> [Your instructions]: Check every line below for the word "JSON" and copy each one that has it.

> [Records provided]:
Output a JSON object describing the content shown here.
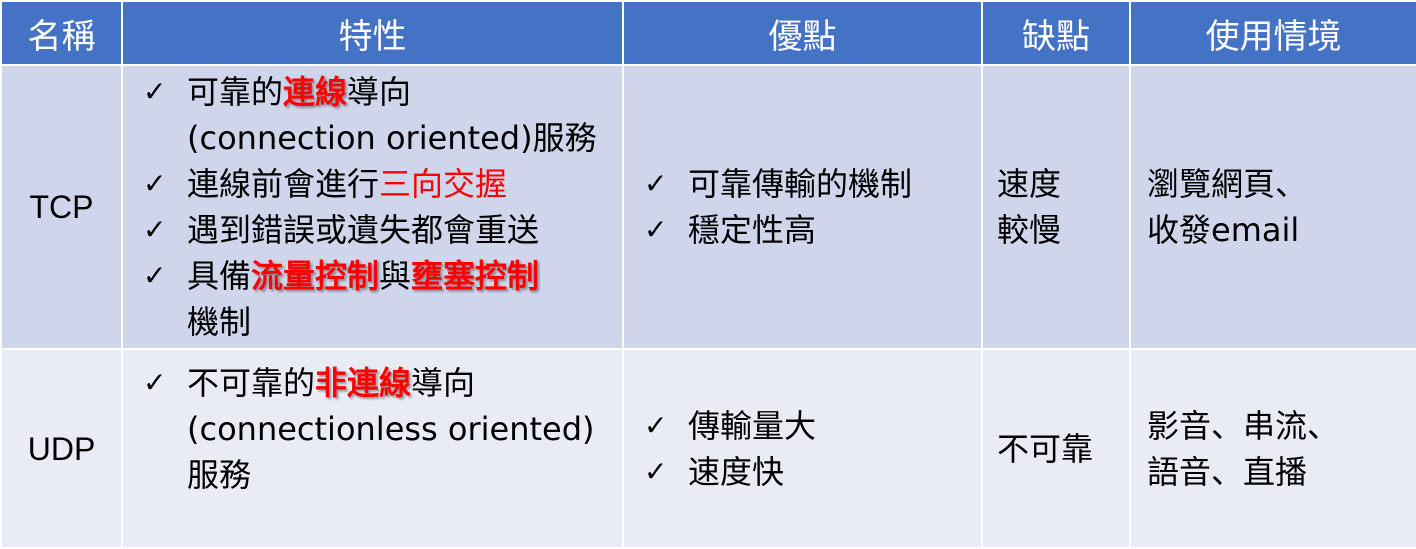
{
  "headers": [
    "名稱",
    "特性",
    "優點",
    "缺點",
    "使用情境"
  ],
  "colors": {
    "header_bg": "#4472c4",
    "row_a_bg": "#cfd5ea",
    "row_b_bg": "#e9ebf5",
    "highlight": "#ff0000"
  },
  "check_glyph": "✓",
  "rows": [
    {
      "name": "TCP",
      "features": [
        {
          "pre": "可靠的",
          "hl": "連線",
          "post": "導向",
          "line2": "(connection oriented)服務"
        },
        {
          "pre": "連線前會進行",
          "hl": "三向交握"
        },
        {
          "text": "遇到錯誤或遺失都會重送"
        },
        {
          "pre": "具備",
          "hl": "流量控制",
          "mid": "與",
          "hl2": "壅塞控制",
          "line2": "機制"
        }
      ],
      "pros": [
        "可靠傳輸的機制",
        "穩定性高"
      ],
      "cons": [
        "速度",
        "較慢"
      ],
      "use": [
        "瀏覽網頁、",
        "收發email"
      ]
    },
    {
      "name": "UDP",
      "features": [
        {
          "pre": "不可靠的",
          "hl": "非連線",
          "post": "導向",
          "line2": "(connectionless oriented)",
          "line3": "服務"
        }
      ],
      "pros": [
        "傳輸量大",
        "速度快"
      ],
      "cons": [
        "不可靠"
      ],
      "use": [
        "影音、串流、",
        "語音、直播"
      ]
    }
  ]
}
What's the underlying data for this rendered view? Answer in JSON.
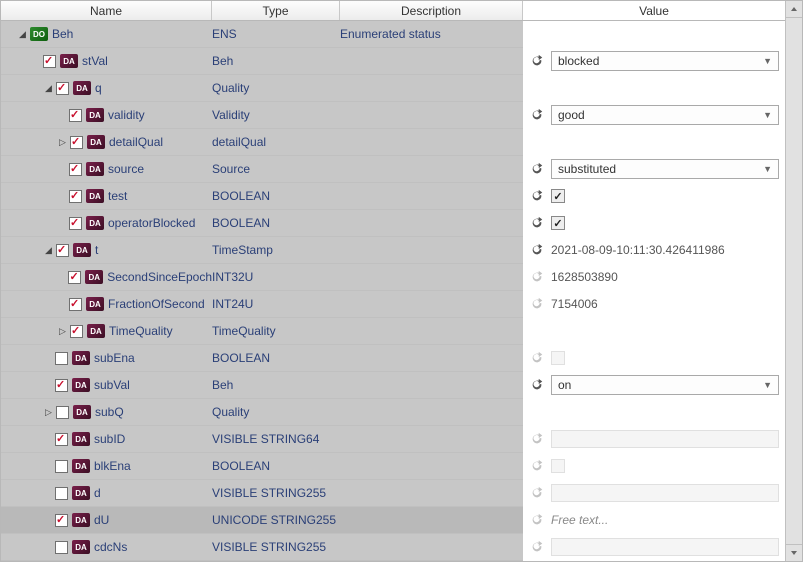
{
  "header": {
    "name": "Name",
    "type": "Type",
    "desc": "Description",
    "value": "Value"
  },
  "rows": [
    {
      "indent": 10,
      "twist": "open",
      "chk": null,
      "badge": "DO",
      "name": "Beh",
      "type": "ENS",
      "desc": "Enumerated status",
      "value": null,
      "refresh": null
    },
    {
      "indent": 36,
      "twist": null,
      "chk": true,
      "badge": "DA",
      "name": "stVal",
      "type": "Beh",
      "desc": "",
      "value": {
        "kind": "select",
        "text": "blocked"
      },
      "refresh": "on"
    },
    {
      "indent": 36,
      "twist": "open",
      "chk": true,
      "badge": "DA",
      "name": "q",
      "type": "Quality",
      "desc": "",
      "value": null,
      "refresh": null
    },
    {
      "indent": 62,
      "twist": null,
      "chk": true,
      "badge": "DA",
      "name": "validity",
      "type": "Validity",
      "desc": "",
      "value": {
        "kind": "select",
        "text": "good"
      },
      "refresh": "on"
    },
    {
      "indent": 50,
      "twist": "closed",
      "chk": true,
      "badge": "DA",
      "name": "detailQual",
      "type": "detailQual",
      "desc": "",
      "value": null,
      "refresh": null
    },
    {
      "indent": 62,
      "twist": null,
      "chk": true,
      "badge": "DA",
      "name": "source",
      "type": "Source",
      "desc": "",
      "value": {
        "kind": "select",
        "text": "substituted"
      },
      "refresh": "on"
    },
    {
      "indent": 62,
      "twist": null,
      "chk": true,
      "badge": "DA",
      "name": "test",
      "type": "BOOLEAN",
      "desc": "",
      "value": {
        "kind": "tick"
      },
      "refresh": "on"
    },
    {
      "indent": 62,
      "twist": null,
      "chk": true,
      "badge": "DA",
      "name": "operatorBlocked",
      "type": "BOOLEAN",
      "desc": "",
      "value": {
        "kind": "tick"
      },
      "refresh": "on"
    },
    {
      "indent": 36,
      "twist": "open",
      "chk": true,
      "badge": "DA",
      "name": "t",
      "type": "TimeStamp",
      "desc": "",
      "value": {
        "kind": "text",
        "text": "2021-08-09-10:11:30.426411986"
      },
      "refresh": "on"
    },
    {
      "indent": 62,
      "twist": null,
      "chk": true,
      "badge": "DA",
      "name": "SecondSinceEpoch",
      "type": "INT32U",
      "desc": "",
      "value": {
        "kind": "text",
        "text": "1628503890"
      },
      "refresh": "dim"
    },
    {
      "indent": 62,
      "twist": null,
      "chk": true,
      "badge": "DA",
      "name": "FractionOfSecond",
      "type": "INT24U",
      "desc": "",
      "value": {
        "kind": "text",
        "text": "7154006"
      },
      "refresh": "dim"
    },
    {
      "indent": 50,
      "twist": "closed",
      "chk": true,
      "badge": "DA",
      "name": "TimeQuality",
      "type": "TimeQuality",
      "desc": "",
      "value": null,
      "refresh": null
    },
    {
      "indent": 48,
      "twist": null,
      "chk": false,
      "badge": "DA",
      "name": "subEna",
      "type": "BOOLEAN",
      "desc": "",
      "value": {
        "kind": "emptycheck"
      },
      "refresh": "dim"
    },
    {
      "indent": 48,
      "twist": null,
      "chk": true,
      "badge": "DA",
      "name": "subVal",
      "type": "Beh",
      "desc": "",
      "value": {
        "kind": "select",
        "text": "on"
      },
      "refresh": "on"
    },
    {
      "indent": 36,
      "twist": "closed",
      "chk": false,
      "badge": "DA",
      "name": "subQ",
      "type": "Quality",
      "desc": "",
      "value": null,
      "refresh": null
    },
    {
      "indent": 48,
      "twist": null,
      "chk": true,
      "badge": "DA",
      "name": "subID",
      "type": "VISIBLE STRING64",
      "desc": "",
      "value": {
        "kind": "emptyinput"
      },
      "refresh": "dim"
    },
    {
      "indent": 48,
      "twist": null,
      "chk": false,
      "badge": "DA",
      "name": "blkEna",
      "type": "BOOLEAN",
      "desc": "",
      "value": {
        "kind": "emptycheck"
      },
      "refresh": "dim"
    },
    {
      "indent": 48,
      "twist": null,
      "chk": false,
      "badge": "DA",
      "name": "d",
      "type": "VISIBLE STRING255",
      "desc": "",
      "value": {
        "kind": "emptyinput"
      },
      "refresh": "dim"
    },
    {
      "indent": 48,
      "twist": null,
      "chk": true,
      "badge": "DA",
      "name": "dU",
      "type": "UNICODE STRING255",
      "desc": "",
      "value": {
        "kind": "freetext",
        "text": "Free text..."
      },
      "refresh": "dim",
      "sel": true
    },
    {
      "indent": 48,
      "twist": null,
      "chk": false,
      "badge": "DA",
      "name": "cdcNs",
      "type": "VISIBLE STRING255",
      "desc": "",
      "value": {
        "kind": "emptyinput"
      },
      "refresh": "dim"
    }
  ]
}
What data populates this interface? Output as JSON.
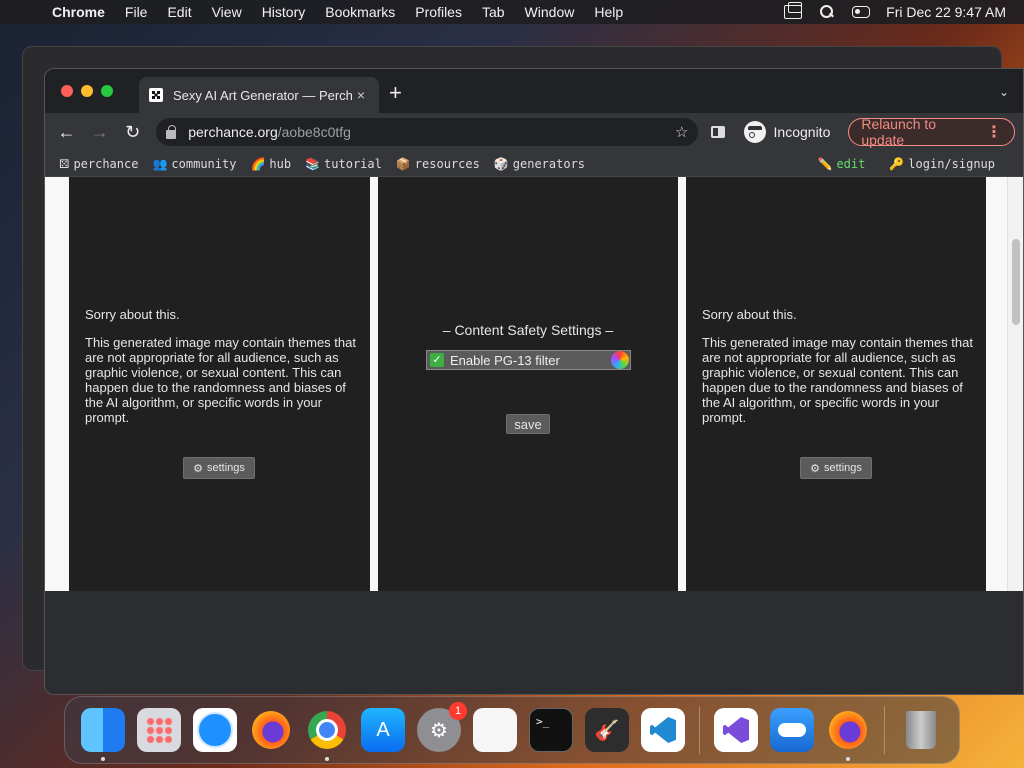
{
  "menubar": {
    "app_name": "Chrome",
    "items": [
      "File",
      "Edit",
      "View",
      "History",
      "Bookmarks",
      "Profiles",
      "Tab",
      "Window",
      "Help"
    ],
    "datetime": "Fri Dec 22  9:47 AM"
  },
  "browser": {
    "tab_title": "Sexy AI Art Generator — Perch",
    "tab_close": "×",
    "new_tab": "+",
    "url_host": "perchance.org",
    "url_path": "/aobe8c0tfg",
    "profile_label": "Incognito",
    "relaunch_label": "Relaunch to update",
    "kebab": "⋮"
  },
  "bookmarks": {
    "left": [
      {
        "icon": "⚄",
        "label": "perchance"
      },
      {
        "icon": "👥",
        "label": "community"
      },
      {
        "icon": "🌈",
        "label": "hub"
      },
      {
        "icon": "📚",
        "label": "tutorial"
      },
      {
        "icon": "📦",
        "label": "resources"
      },
      {
        "icon": "🎲",
        "label": "generators"
      }
    ],
    "right": [
      {
        "icon": "✏️",
        "label": "edit"
      },
      {
        "icon": "🔑",
        "label": "login/signup"
      }
    ]
  },
  "page": {
    "notice_title": "Sorry about this.",
    "notice_body": "This generated image may contain themes that are not appropriate for all audience, such as graphic violence, or sexual content. This can happen due to the randomness and biases of the AI algorithm, or specific words in your prompt.",
    "settings_label": "settings",
    "content_safety_title": "– Content Safety Settings –",
    "filter_label": "Enable PG-13 filter",
    "filter_checked": true,
    "save_label": "save"
  },
  "dock": {
    "apps": [
      "Finder",
      "Launchpad",
      "Safari",
      "Firefox",
      "Chrome",
      "App Store",
      "System Preferences",
      "TextEdit",
      "Terminal",
      "GarageBand",
      "Visual Studio Code"
    ],
    "recent": [
      "Visual Studio",
      "Weather",
      "Firefox"
    ],
    "sysprefs_badge": "1",
    "terminal_prompt": ">_"
  }
}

> [Result for this exercise]:
Output a JSON object describing the content shown here.
What's the underlying data for this rendered view? Answer in JSON.
What data populates this interface? Output as JSON.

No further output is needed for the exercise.